Stored data entries
---------------
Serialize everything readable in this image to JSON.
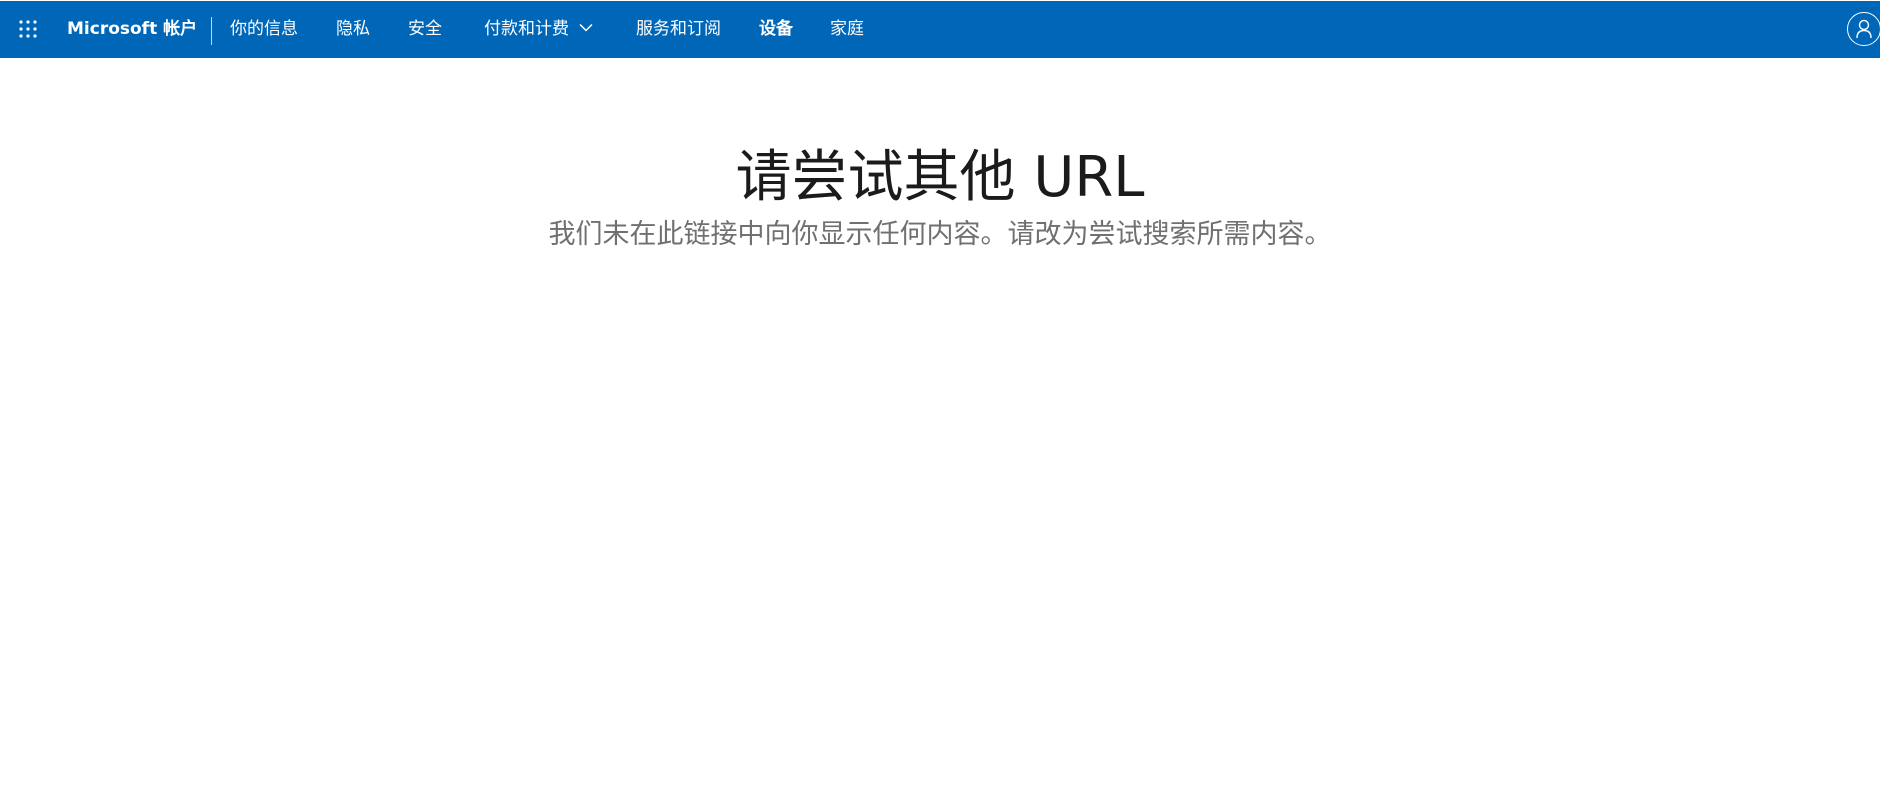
{
  "header": {
    "brand": "Microsoft 帐户",
    "nav": [
      {
        "label": "你的信息"
      },
      {
        "label": "隐私"
      },
      {
        "label": "安全"
      },
      {
        "label": "付款和计费"
      },
      {
        "label": "服务和订阅"
      },
      {
        "label": "设备"
      },
      {
        "label": "家庭"
      }
    ],
    "active_nav": "设备",
    "icons": {
      "app_launcher": "waffle-icon",
      "dropdown": "chevron-down-icon",
      "account": "person-icon"
    }
  },
  "main": {
    "title": "请尝试其他 URL",
    "subtitle": "我们未在此链接中向你显示任何内容。请改为尝试搜索所需内容。"
  },
  "colors": {
    "header_bg": "#0067b8",
    "header_text": "#ffffff",
    "title_text": "#1b1b1b",
    "subtitle_text": "#707070"
  }
}
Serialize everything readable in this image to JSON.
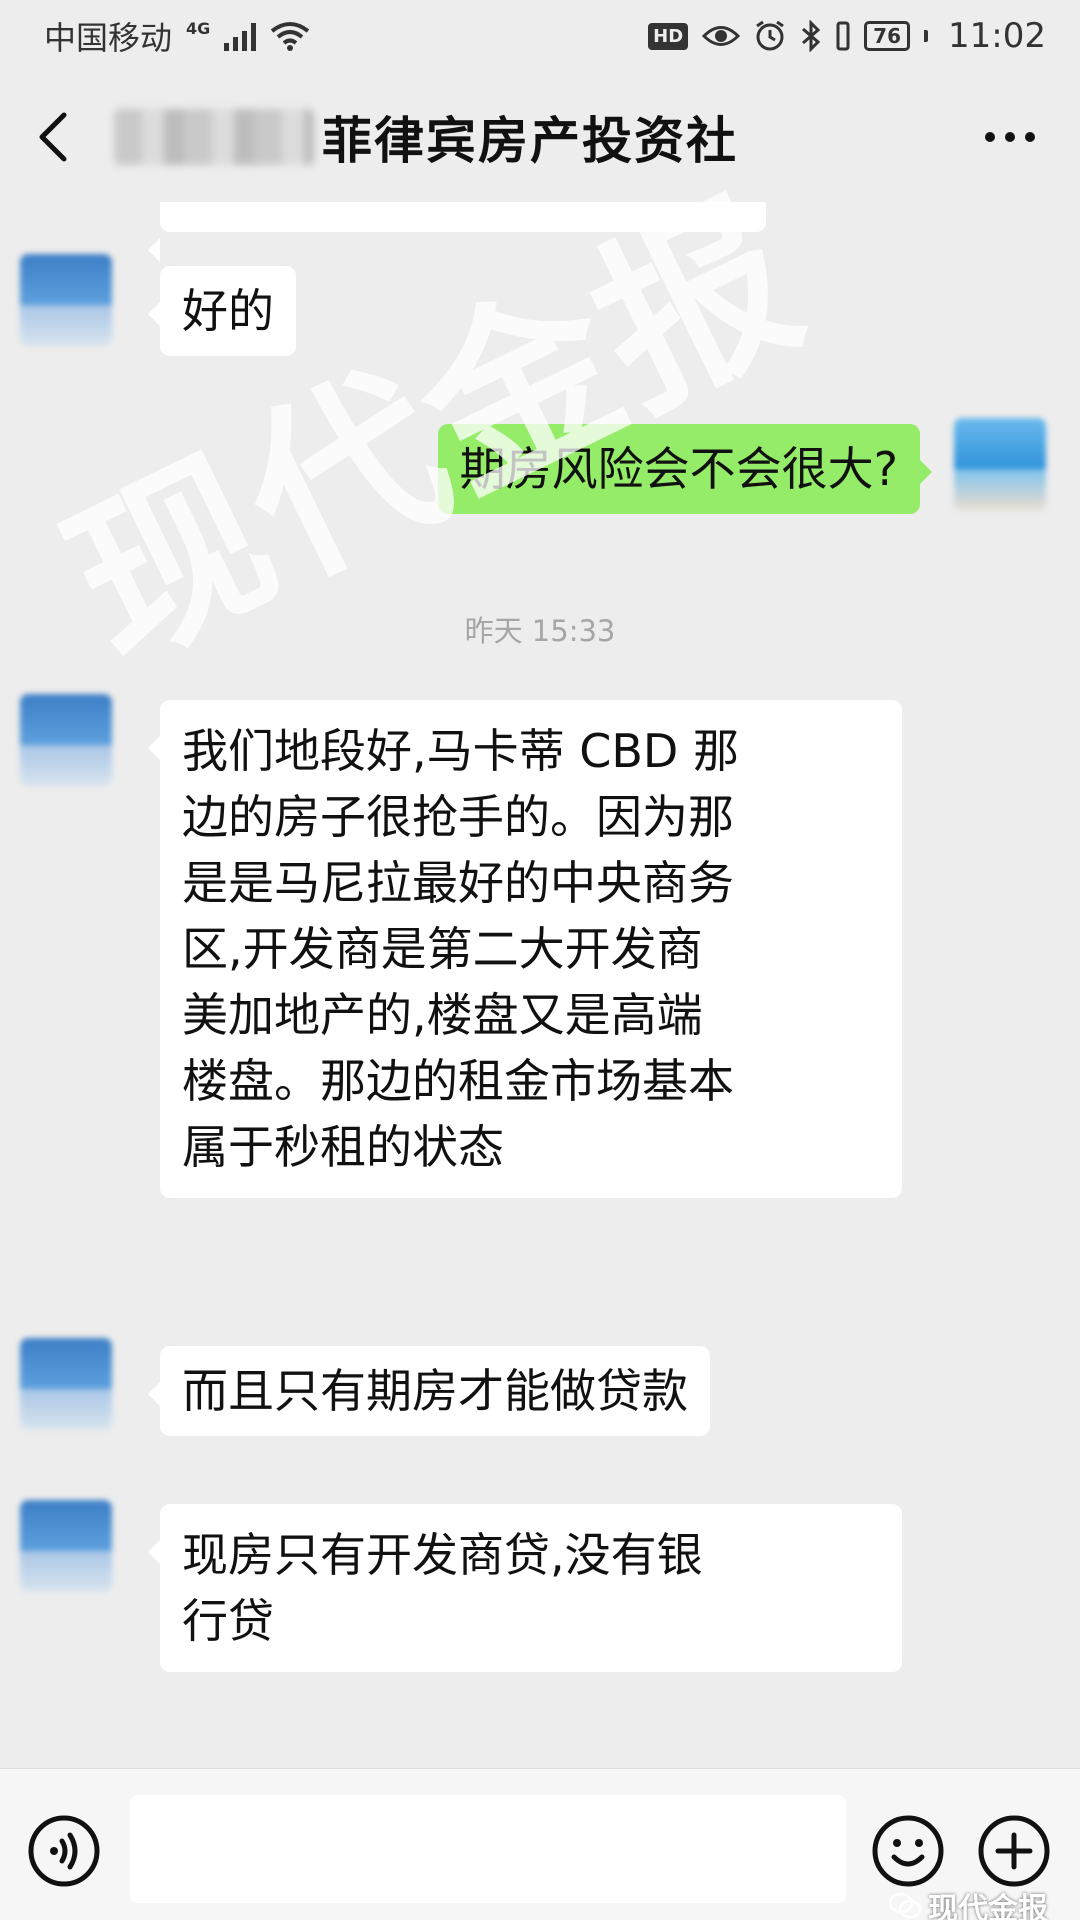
{
  "status_bar": {
    "carrier": "中国移动",
    "network": "4G",
    "battery": "76",
    "time": "11:02",
    "hd": "HD"
  },
  "header": {
    "title": "菲律宾房产投资社"
  },
  "messages": [
    {
      "side": "left",
      "text": "好的"
    },
    {
      "side": "right",
      "text": "期房风险会不会很大?"
    },
    {
      "side": "left",
      "text": "我们地段好,马卡蒂CBD那边的房子很抢手的。因为那是是马尼拉最好的中央商务区,开发商是第二大开发商美加地产的,楼盘又是高端楼盘。那边的租金市场基本属于秒租的状态"
    },
    {
      "side": "left",
      "text": "而且只有期房才能做贷款"
    },
    {
      "side": "left",
      "text": "现房只有开发商贷,没有银行贷"
    }
  ],
  "timestamp": "昨天 15:33",
  "message_lines": {
    "m3": [
      "我们地段好,马卡蒂 CBD 那",
      "边的房子很抢手的。因为那",
      "是是马尼拉最好的中央商务",
      "区,开发商是第二大开发商",
      "美加地产的,楼盘又是高端",
      "楼盘。那边的租金市场基本",
      "属于秒租的状态"
    ],
    "m5": [
      "现房只有开发商贷,没有银",
      "行贷"
    ]
  },
  "watermark": "现代金报",
  "source_watermark": "现代金报",
  "input": {
    "value": "",
    "placeholder": ""
  },
  "colors": {
    "background": "#ededed",
    "self_bubble": "#95ec69",
    "other_bubble": "#ffffff",
    "timestamp_text": "#a6a6a6"
  },
  "icons": [
    "back-icon",
    "more-icon",
    "voice-icon",
    "emoji-icon",
    "plus-icon",
    "wechat-icon"
  ]
}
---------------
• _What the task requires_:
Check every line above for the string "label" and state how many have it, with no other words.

• _Response to this task_:
7